By Oluwafemi Popoola
Former presidential aide, Laolu Akande, has bemoaned the abysmal level of political participation in the country saying Nigerians have performed poorly in organizing themselves by consistently engaging the leaders for good governance.
He said those in government have creatively leveraged the disengagement and disunity of the people to form a united front in engaging political leaders on issues that are critical to their welfare. This, according to him, has encouraged and fuelled the tradition of misgovernance in the country.
The veteran journalist gave the charge on Friday, November 10, 2023, while appearing as a guest analyst on Channels TV’s news documentary programme, Sunrise Daily, where he spoke on the subject of elections and voter participation in Nigeria.
According to him, “People are not involved in this (political engagement) at all; there is a dismal level of participation, you know, in our political life. And it is a sorry case because politics controls everything; it controls the economy; it controls society; it controls essentially everything. But there is a dismal level of disengagement. People are not engaged,” Akande said.
According to him, “If you look at the numbers, come on, it’s just a joke; we haven’t really gotten ourselves together as a people to understand the significance of political power. And those who are benefiting from the political dysfunction that we operate today as a country will never make any change. There’s no incentive for them to make the change; it must come from outside; it must come from the people.”
Speaking on three cardinal points he perceived as the bane of the malady in political awareness and popular participation in politics by many Nigerians, Akande shed some clarity into the issue highlighting what he thought was responsible.
He said, “There are three things that I think are important: the first one is the motivation, you know, that getting into politics. The second one that I call the level of disengagement, which is very wide. Of course, the third is reform.”
“Let me take it from the first one, which is the motivation. Why do people go into politics? Why do people seek elective offices in our country? Is it because they want to serve, really, for the most part? And I’m not saying this; it is not a blanket point, you know. Some people seek politics to serve, but for the most part, if we ask ourselves, those who seek elective political offices, do they go there to serve or for the sake of power or the sake of some other personal aggrandizement?”

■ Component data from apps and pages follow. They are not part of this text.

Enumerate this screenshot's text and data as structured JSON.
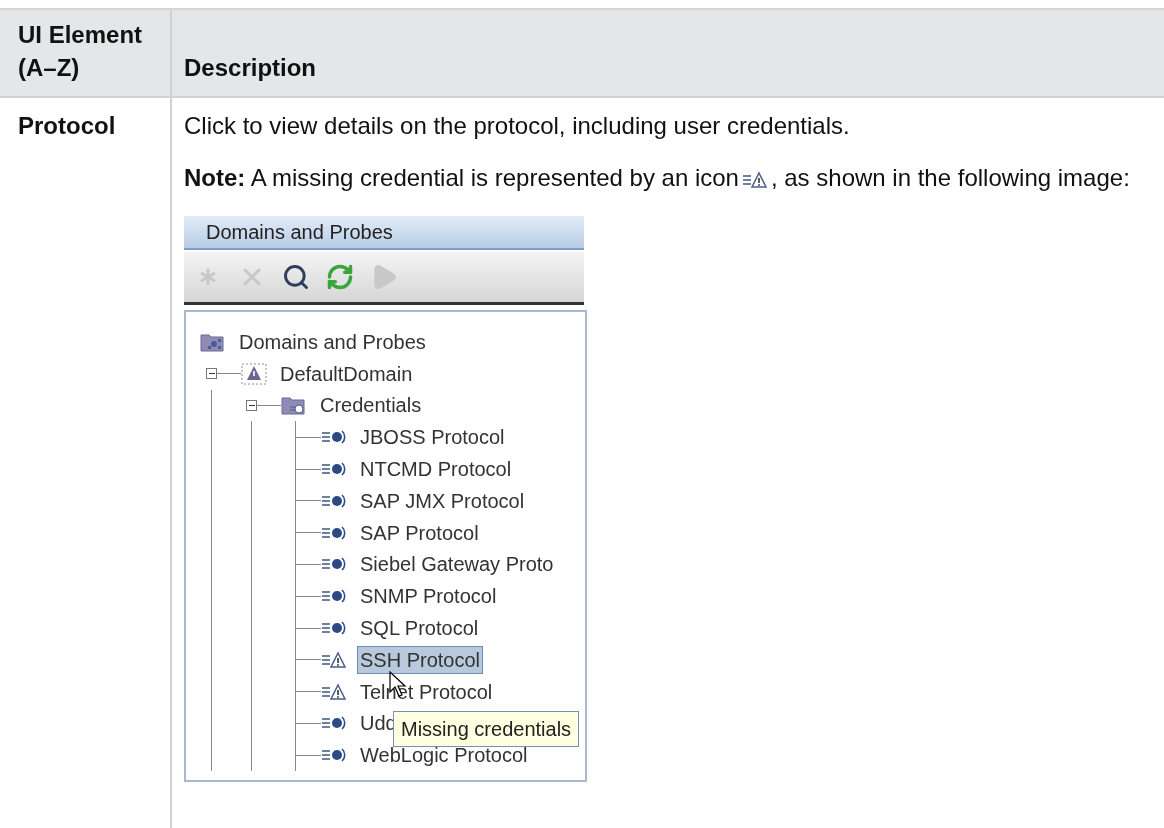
{
  "table": {
    "columns": [
      "UI Element (A–Z)",
      "Description"
    ],
    "rows": [
      {
        "ui_element": "Protocol",
        "description": "Click to view details on the protocol, including user credentials.",
        "note": [
          "**Note:** A missing credential is represented by an icon",
          ", as shown in the following image:"
        ],
        "figure": {
          "panel_title": "Domains and Probes",
          "toolbar": [
            {
              "kind": "asterisk",
              "disabled": true
            },
            {
              "kind": "delete",
              "disabled": true
            },
            {
              "kind": "search",
              "disabled": false
            },
            {
              "kind": "refresh",
              "disabled": false
            },
            {
              "kind": "play",
              "disabled": true
            }
          ],
          "tree": {
            "label": "Domains and Probes",
            "kind": "probes-folder",
            "selected": false,
            "children": [
              {
                "label": "DefaultDomain",
                "kind": "domain",
                "expanded": true,
                "selected": false,
                "children": [
                  {
                    "label": "Credentials",
                    "kind": "credentials-folder",
                    "expanded": true,
                    "selected": false,
                    "children": [
                      {
                        "label": "JBOSS Protocol",
                        "kind": "protocol",
                        "selected": false
                      },
                      {
                        "label": "NTCMD Protocol",
                        "kind": "protocol",
                        "selected": false
                      },
                      {
                        "label": "SAP JMX Protocol",
                        "kind": "protocol",
                        "selected": false
                      },
                      {
                        "label": "SAP Protocol",
                        "kind": "protocol",
                        "selected": false
                      },
                      {
                        "label": "Siebel Gateway Proto",
                        "kind": "protocol",
                        "selected": false
                      },
                      {
                        "label": "SNMP Protocol",
                        "kind": "protocol",
                        "selected": false
                      },
                      {
                        "label": "SQL Protocol",
                        "kind": "protocol",
                        "selected": false
                      },
                      {
                        "label": "SSH Protocol",
                        "kind": "missing-credential",
                        "selected": true
                      },
                      {
                        "label": "Telnet Protocol",
                        "kind": "missing-credential",
                        "selected": false
                      },
                      {
                        "label": "Udd",
                        "kind": "protocol",
                        "selected": false
                      },
                      {
                        "label": "WebLogic Protocol",
                        "kind": "protocol",
                        "selected": false
                      }
                    ]
                  }
                ]
              }
            ]
          },
          "tooltip": "Missing credentials"
        }
      }
    ]
  }
}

“Now I don’t think it’s difficult to answer these questions because for the most part, we see as you said, it is a serious zero-sum game. The kind of demonstration and what public office has been used for, I mean, what people have turned it into shows us clearly that there is something even wrong with the motivation people get into Political offices. And that’s why some people have suggested in the past that look, maybe we need to make political office, elected office less attractive, make it less attractive. For instance, you can start part-time engagement at certain levels, you know, and we’ve done it before in this country,” Akande said.
Speaking further, he called for more effective and better organization from Nigerians, highlighting the magical powers of public opinion in a democratic society, he said, “What I think has to happen is that the people have to be better organized, the people have to be better organized. We must understand that this is a democracy and that our voices must count.”

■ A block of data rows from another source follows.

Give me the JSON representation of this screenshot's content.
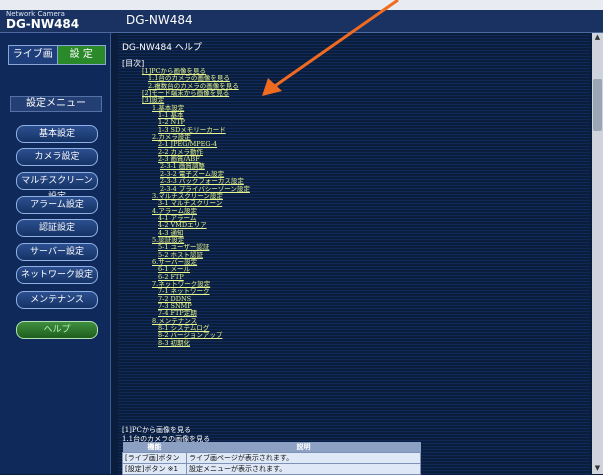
{
  "header": {
    "brand_small": "Network Camera",
    "brand_model": "DG-NW484",
    "title": "DG-NW484"
  },
  "mode_tabs": {
    "live": "ライブ画",
    "setup": "設 定"
  },
  "menu": {
    "title": "設定メニュー",
    "items": [
      "基本設定",
      "カメラ設定",
      "マルチスクリーン設定",
      "アラーム設定",
      "認証設定",
      "サーバー設定",
      "ネットワーク設定",
      "メンテナンス"
    ],
    "help": "ヘルプ"
  },
  "content": {
    "heading": "DG-NW484 ヘルプ",
    "toc_label": "[目次]",
    "toc": [
      "[1]PCから画像を見る",
      "1.1台のカメラの画像を見る",
      "2.複数台のカメラの画像を見る",
      "[2]モード端末から画像を見る",
      "[3]設定",
      "1.基本設定",
      "1-1 基本",
      "1-2 NTP",
      "1-3 SDメモリーカード",
      "2.カメラ設定",
      "2-1 JPEG/MPEG-4",
      "2-2 カメラ動作",
      "2-3 画質/ABF",
      "2-3-1 画質調整",
      "2-3-2 電子ズーム設定",
      "2-3-3 バックフォーカス設定",
      "2-3-4 プライバシーゾーン設定",
      "3.マルチスクリーン設定",
      "3-1 マルチスクリーン",
      "4.アラーム設定",
      "4-1 アラーム",
      "4-2 VMDエリア",
      "4-3 通知",
      "5.認証設定",
      "5-1 ユーザー認証",
      "5-2 ホスト認証",
      "6.サーバー設定",
      "6-1 メール",
      "6-2 FTP",
      "7.ネットワーク設定",
      "7-1 ネットワーク",
      "7-2 DDNS",
      "7-3 SNMP",
      "7-4 FTP定期",
      "8.メンテナンス",
      "8-1 システムログ",
      "8-2 バージョンアップ",
      "8-3 初期化"
    ],
    "section_title": "[1]PCから画像を見る",
    "section_sub": "1.1台のカメラの画像を見る",
    "table": {
      "headers": [
        "機能",
        "説明"
      ],
      "rows": [
        [
          "[ライブ画]ボタン",
          "ライブ画ページが表示されます。"
        ],
        [
          "[設定]ボタン ※1",
          "設定メニューが表示されます。"
        ]
      ]
    }
  },
  "colors": {
    "accent_link": "#e6f58c",
    "setup_green": "#2a8a2a",
    "arrow": "#f06a20"
  }
}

Continuing, he said, “You know; we must understand the point about the right of a citizen; we must understand that we are governed by a constitution; we must understand that elected leaders are people that we put there.

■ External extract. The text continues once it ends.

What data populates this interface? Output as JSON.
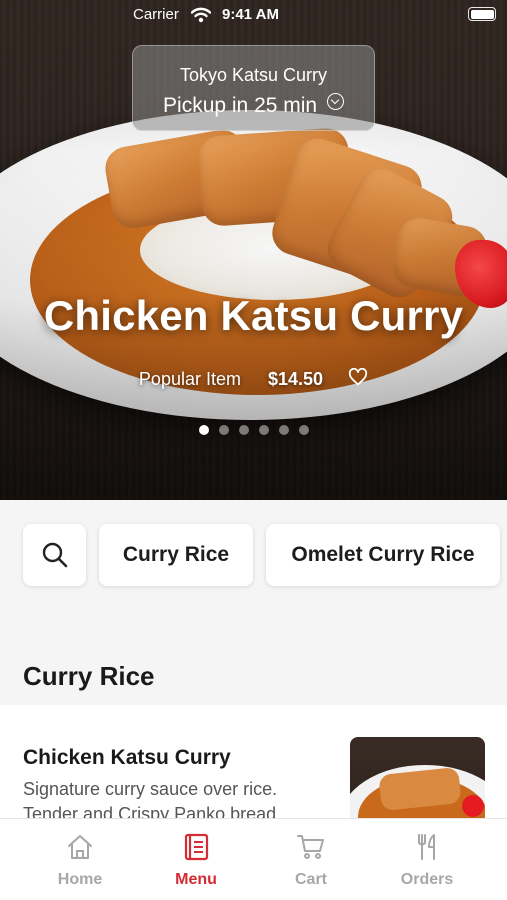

“That level of consent has to happen; it has to happen, and when that happens, the people who are in power will get the signal; let me be very Frank with you right now, the signal that the people in power get is that look when we get here we do whatever we like; you know, we are not compelled because indeed they are not compelled.
“You have assemblies and representatives that don’t even share the sensibilities of the people. People go out and do audacious things; you know, I mean in these times when there is so much belt-tightening in terms of resources, people have the audacity to allocate N166 million each for every legislator to get an SUV, people who don’t really need it,” Akande concluded.